What is the best age to learn how to read? This is a question that, among other factors, depends on children’s acquired abilities and maturity. Rushing or pressuring them can be counterproductive and even generate frustration.
The first requirement is that children have a basic command of language. That is, they must be able to speak and understand what they hear. Maturity is another aspect to be considered, since the child may not be able to assimilate this type of learning. Therefore, learning to read requires an adequate psychological and cognitive development to start this process.
From the beginning of the first sounds until they are able to achieve clarity of expression, some time must pass. How long this period lasts depends on each child. Written language requires a high intellectual development and the child must be able to cope with it.
Young children learning to read is one of the most important things primary education does.Dominic Wyse, professor of primary education at University College London
The environment where children are exposed to language, how conducive it is to foster learning or not, plays a crucial role in their development. Dominic Wyse, a professor of primary education at University College London, and sociology professor Alice Bradbury, also at UCL said in a 2022 report that in the UK, English school system’s intense focus on phonics – a method that involves matching the sound of a spoken word or letter, with individual written letters, through a process called “sounding out” – could be failing some children.
1. Minimum age for learning how to read?
From three to five years of age, the first contacts with written language can take place. Games, drawings, knowing some letters or words -such as names- can awaken the child’s interest in written language. Recognizing some signs and starting to handle a pencil is more than enough at that age.
It is usual to initiate the child in literacy activities at the age of six. Depending on the child’s abilities at that time, it could be earlier. The issues to take into account for a child to start learning to read are:
- Motor coordination.
- Visual organization.
- Wide vocabulary.
- Ability to listen.
- Interest in learning.
Motivation is a responsibility of parents and teachers and is the determinant for the achievement of the objectives. The important thing is that the child does not feel pressured. Around the age of five, the child is able to adapt to routines, develop social skills, play and work in groups. Everything can be achieved, but without impositions.
Imitation is a common practice in children. They may become interested in reading or writing when they see their elders doing it. They will even be able to recognize and try to reproduce the letters of their name or write a letter to grandparents or a friend.
3. Early stimulation?
In today’s world everything is moving faster. This is an era of constant stimulation, getting earlier every day. However, bringing certain processes forward can be counterproductive. Frustration can set in and trigger comprehension and expression problems that manifest themselves around the age of 12.

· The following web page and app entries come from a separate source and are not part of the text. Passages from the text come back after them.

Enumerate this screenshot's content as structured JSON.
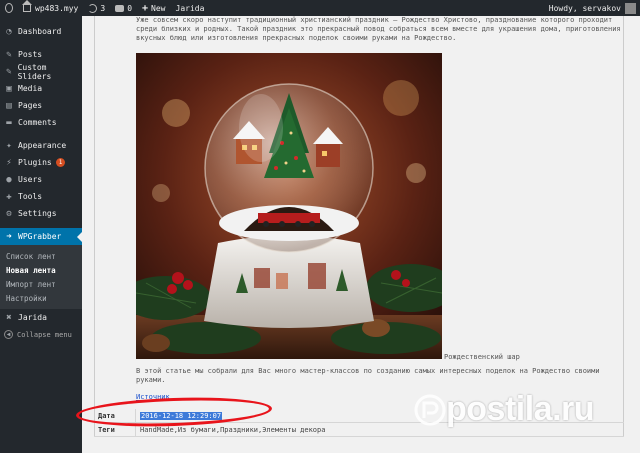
{
  "adminbar": {
    "site_name": "wp483.myy",
    "updates_count": "3",
    "comments_count": "0",
    "new_label": "New",
    "theme_label": "Jarida",
    "howdy": "Howdy, servakov"
  },
  "sidebar": {
    "items": [
      {
        "label": "Dashboard",
        "icon": "dashboard-icon"
      },
      {
        "label": "Posts",
        "icon": "pin-icon"
      },
      {
        "label": "Custom Sliders",
        "icon": "pin-icon"
      },
      {
        "label": "Media",
        "icon": "media-icon"
      },
      {
        "label": "Pages",
        "icon": "page-icon"
      },
      {
        "label": "Comments",
        "icon": "comment-icon"
      },
      {
        "label": "Appearance",
        "icon": "brush-icon"
      },
      {
        "label": "Plugins",
        "icon": "plug-icon",
        "badge": "1"
      },
      {
        "label": "Users",
        "icon": "user-icon"
      },
      {
        "label": "Tools",
        "icon": "wrench-icon"
      },
      {
        "label": "Settings",
        "icon": "settings-icon"
      },
      {
        "label": "WPGrabber",
        "icon": "arrow-icon"
      }
    ],
    "submenu": [
      "Список лент",
      "Новая лента",
      "Импорт лент",
      "Настройки"
    ],
    "jarida": "Jarida",
    "collapse": "Collapse menu"
  },
  "post": {
    "intro": "Уже совсем скоро наступит традиционный христианский праздник – Рождество Христово, празднование которого проходит среди близких и родных. Такой праздник это прекрасный повод собраться всем вместе для украшения дома, приготовления вкусных блюд или изготовления прекрасных поделок своими руками на Рождество.",
    "caption": "Рождественский шар",
    "para2": "В этой статье мы собрали для Вас много мастер-классов по созданию самых интересных поделок на Рождество своими руками.",
    "source": "Источник"
  },
  "meta": {
    "date_label": "Дата",
    "date_value": "2016-12-18 12:29:07",
    "tags_label": "Теги",
    "tags_value": "HandMade,Из бумаги,Праздники,Элементы декора"
  },
  "watermark": {
    "text": "postila.ru"
  },
  "colors": {
    "adminbar_bg": "#23282d",
    "accent": "#0073aa",
    "highlight": "#e8141b",
    "selection": "#3d7ad9"
  }
}
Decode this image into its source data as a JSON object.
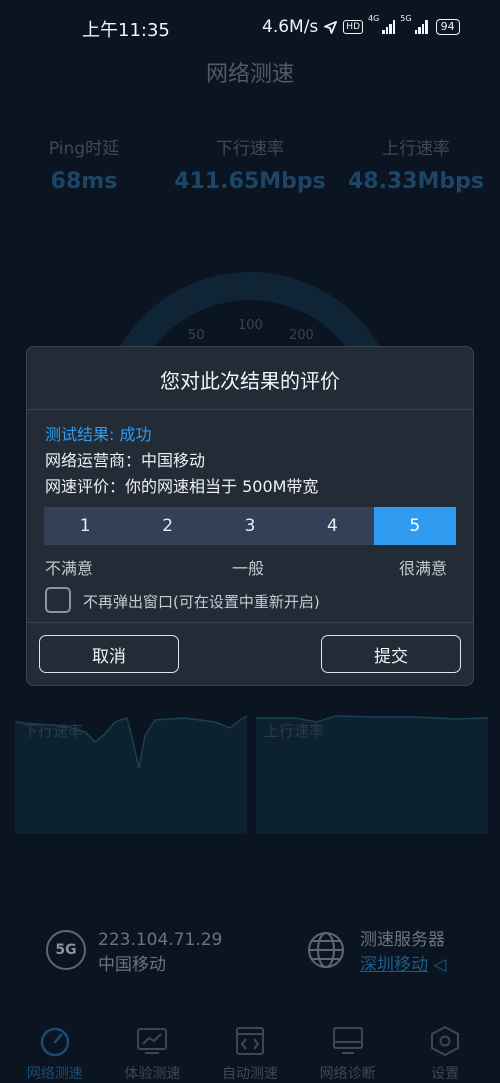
{
  "status_bar": {
    "time": "上午11:35",
    "net_speed": "4.6M/s",
    "hd_badge": "HD",
    "network_4g": "4G",
    "network_5g": "5G",
    "battery": "94"
  },
  "page": {
    "title": "网络测速"
  },
  "metrics": [
    {
      "label": "Ping时延",
      "value": "68ms"
    },
    {
      "label": "下行速率",
      "value": "411.65Mbps"
    },
    {
      "label": "上行速率",
      "value": "48.33Mbps"
    }
  ],
  "gauge": {
    "ticks": [
      "50",
      "100",
      "200"
    ]
  },
  "charts": {
    "download_label": "下行速率",
    "upload_label": "上行速率"
  },
  "info": {
    "ip_icon_text": "5G",
    "ip": "223.104.71.29",
    "carrier": "中国移动",
    "server_label": "测速服务器",
    "server_name": "深圳移动"
  },
  "nav": [
    {
      "label": "网络测速",
      "icon": "speedometer-icon",
      "active": true
    },
    {
      "label": "体验测速",
      "icon": "experience-chart-icon",
      "active": false
    },
    {
      "label": "自动测速",
      "icon": "auto-code-icon",
      "active": false
    },
    {
      "label": "网络诊断",
      "icon": "monitor-icon",
      "active": false
    },
    {
      "label": "设置",
      "icon": "settings-hexagon-icon",
      "active": false
    }
  ],
  "dialog": {
    "title": "您对此次结果的评价",
    "result_line": "测试结果: 成功",
    "carrier_line": "网络运营商：中国移动",
    "rating_line": "网速评价：你的网速相当于 500M带宽",
    "rating_options": [
      "1",
      "2",
      "3",
      "4",
      "5"
    ],
    "selected_rating": "5",
    "scale_low": "不满意",
    "scale_mid": "一般",
    "scale_high": "很满意",
    "checkbox_label": "不再弹出窗口(可在设置中重新开启)",
    "checkbox_checked": false,
    "cancel_label": "取消",
    "submit_label": "提交"
  },
  "colors": {
    "accent": "#2f9cf2",
    "dialog_bg": "#232b36",
    "screen_bg": "#0b1522"
  }
}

Moving from oral to written language involves a leap. From one sound after another, one sign after another; this can be confusing and too abstract for the child. As a consequence, bringing the processes forward may demotivate the child. Both the traditional and constructivist methods set three years of age as the starting period for grapho-motor skills. This practice of writing movements or teaching words is applied from the period of infant education.